‘For the moment, however, the only thing worse than ignoring the evidence of crimes by a president is ignoring the absence of evidence against a president.’
That’s George Washington University professor Jonathan Turley in a Saturday opinion piece in the Hill — just one of dozens of pundits chiming in across publications and speculating that a time of reckoning, as Axios put it, may be here.
This reckoning, if not for a President Trump who sits far from vindicated in the last 48 hours of a swirling news cycle and still targeted by Special Counsel Robert Mueller’s investigation into his campaign’s relationship with Russia, including what role if any the president may have played, then a reckoning for the news media outlets trying to crack open that investigation.
The Buzzfeed report (sourced to two unnamed law enforcement officials but also, reportedly, documents and texts) centered on the president’s involvement in a real-estate deal with Russia during the 2016 campaign. It dominated the Friday news cycle, a cycle extended by the rare (Saturday’s coverage can’t express enough just how rare) response from the Mueller team to a press report:
“BuzzFeed’s description of specific statements to the Special Counsel’s Office, and characterization of documents and testimony obtained by this office, regarding Michael Cohen’s Congressional testimony are not accurate,” the Mueller spokesman said.
It’s not clear which parts specifically the Mueller team refutes. And for that reason, as well as his pledged belief in the reporting, BuzzFeed Editor Ben Smith stands by the story.
In response to the statement tonight from the Special Counsel’s spokesman: We stand by our reporting and the sources who informed it, and we urge the Special Counsel to make clear what he’s disputing.
— Ben Smith (@BuzzFeedBen) January 19, 2019
Much of the news media, and Democratic and Republican lawmakers, were careful to bookend with a “If true, then…” hedge as they commented on the BuzzFeed revelations.

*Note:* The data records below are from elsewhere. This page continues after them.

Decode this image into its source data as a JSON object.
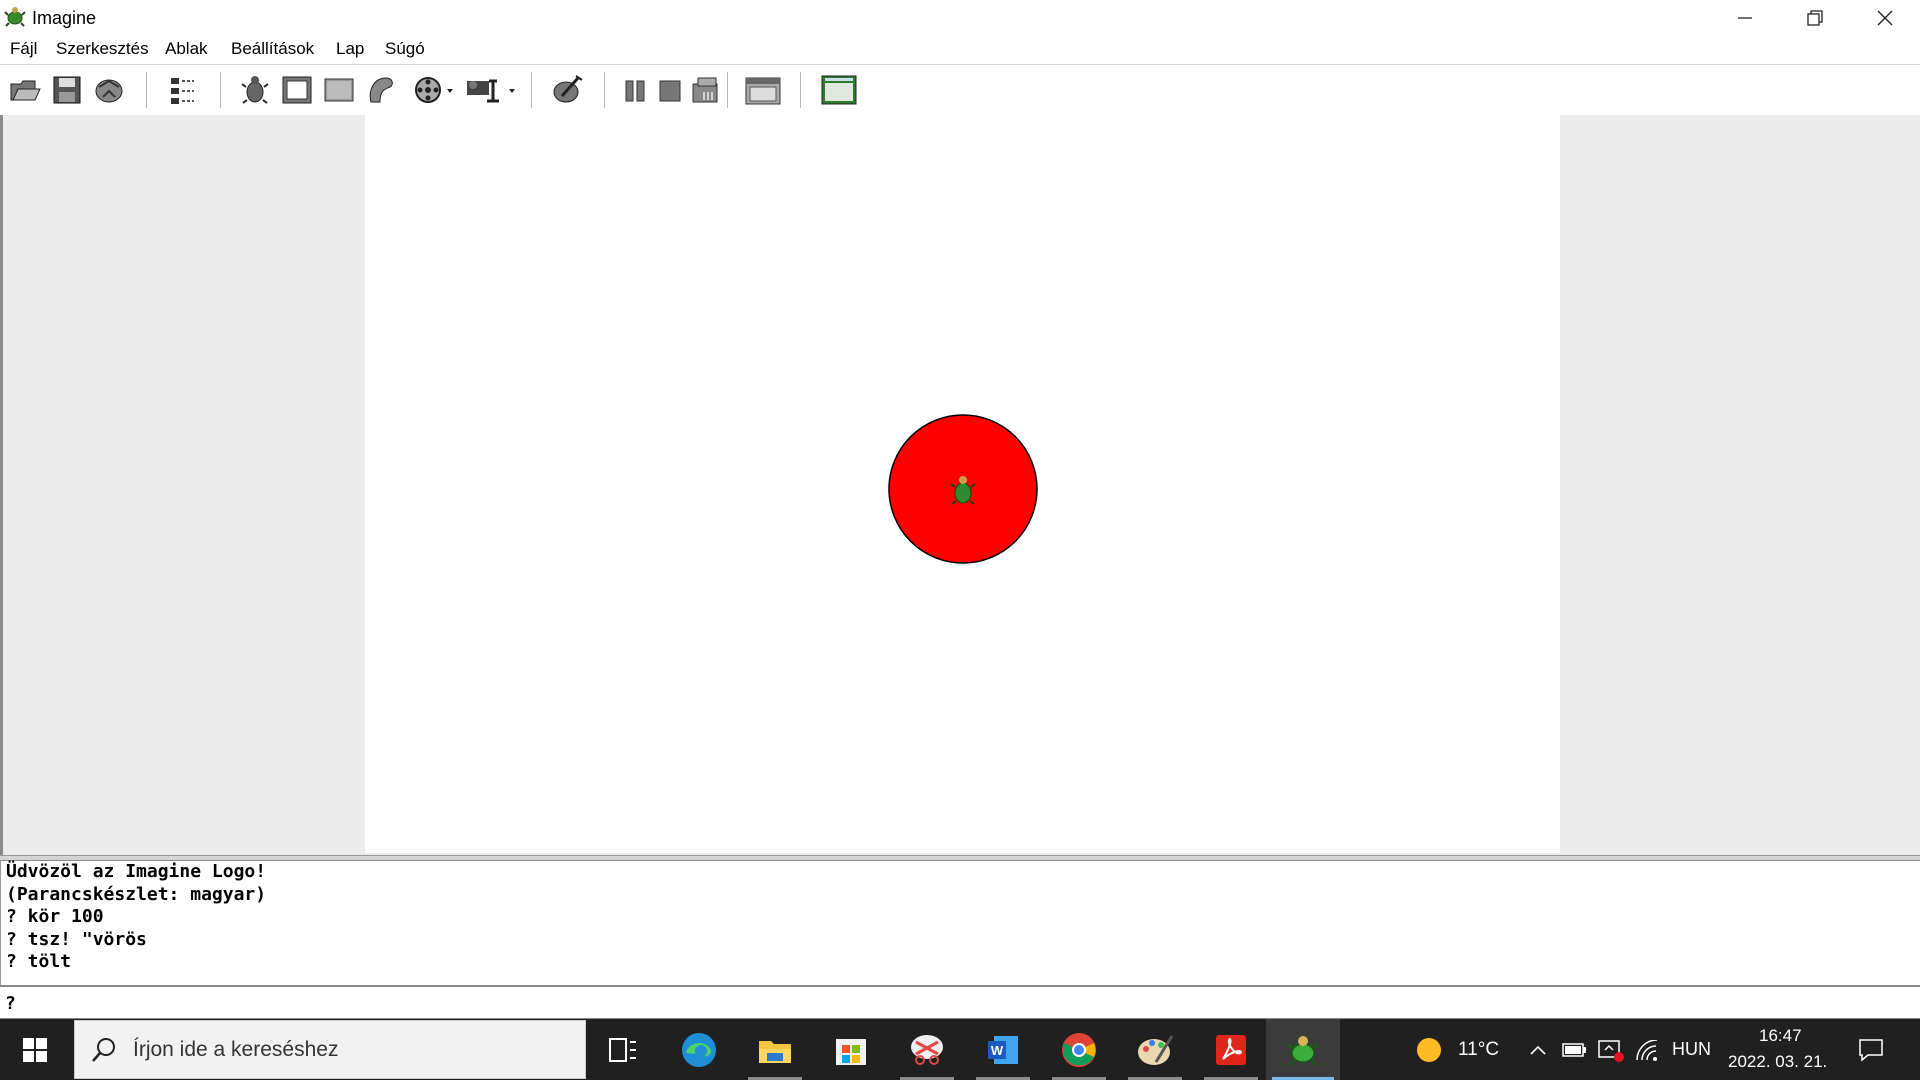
{
  "window": {
    "title": "Imagine"
  },
  "menu": {
    "items": [
      "Fájl",
      "Szerkesztés",
      "Ablak",
      "Beállítások",
      "Lap",
      "Súgó"
    ]
  },
  "toolbar": {
    "buttons": [
      "open-icon",
      "save-icon",
      "project-icon",
      "tree-icon",
      "turtle-icon",
      "frame-icon",
      "pane-icon",
      "shape-icon",
      "film-icon",
      "shape-menu-icon",
      "wand-icon",
      "pause-icon",
      "stop-icon",
      "run-icon",
      "window-icon",
      "view-icon"
    ]
  },
  "canvas": {
    "circle_color": "#ff0000"
  },
  "console": {
    "lines": [
      "Üdvözöl az Imagine Logo!",
      "(Parancskészlet: magyar)",
      "? kör 100",
      "? tsz! \"vörös",
      "? tölt"
    ]
  },
  "command": {
    "prompt": "?"
  },
  "taskbar": {
    "search_placeholder": "Írjon ide a kereséshez",
    "weather": "11°C",
    "language": "HUN",
    "time": "16:47",
    "date": "2022. 03. 21."
  },
  "colors": {
    "taskbar": "#202020",
    "circle": "#ff0000",
    "turtle": "#2e8b2e"
  }
}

BuzzFeed (with a serious news staff but also known to churn out listicles such as 15 Poop Horror Stories That Will Make You Feel Better About Yourself) late last year won a defamation suit over its contentious release of the notorious Russia dossier 10 days before Trump took office.
Axios said very rarely has a story around the Mueller probe been so unequivocal with its clean line of connection: Trump directed Cohen to lie, and there’s proof. We can’t show it, of course, but there’s proof. The New York Times and the Washington Post had their own inside sources who were skeptical of the validity of the leaks. Fox commentator Sean Hannity spoke from behind a “BuzzFeed Busted” chyron. CNN was cautious, too, but covered the story of the story, drawing a critical Trump tweet about repeating BuzzFeed at all.
For sure, slapping a felony charge on a president is a massive claim to stake on anonymous sources. The president has denied any collusion with Russia or obstruction of justice.
Trump on Saturday even thanked the Mueller team, whose probe has clouded the work of this administration from early on, for speaking up. “I thought that the Buzzfeed piece and maybe equally as bad, the coverage of the Buzzfeed phony story, it was a total phony story, and I appreciate the special counsel coming out with a statement last night. I think it was very appropriate that they did so, I very much appreciate that,” Trump told reporters.
GW’s Turley, for his part, used his column to warn that the Mueller investigation, once revealed, may lay bare the differences between alleged behavior unbecoming to the office and actual lawbreaking. Or, as at least one pundit has put it, “lawful but awful” actions. And it’s that difference that can make the scramble for scoops difficult and dangerous.
“First there was collusion. Then there was obstruction. Then there was subornation. As the Russia investigation has migrated to every new allegation, a host of experts have proclaimed conclusive grounds for the imminent prosecution and impeachment of President Trump, soon followed by calls for immediate impeachment proceedings, only to be followed by mitigating or conflicting evidence on each allegation,” Turley wrote.
“The president may well be shown to have committed criminal or impeachable acts including subornation. That, however, will require concrete evidence and the satisfaction of the elements of a specific crime. Mueller may supply such facts or he may not. It is the seeming refusal to accept the latter possibility that has increasingly distorted media coverage.”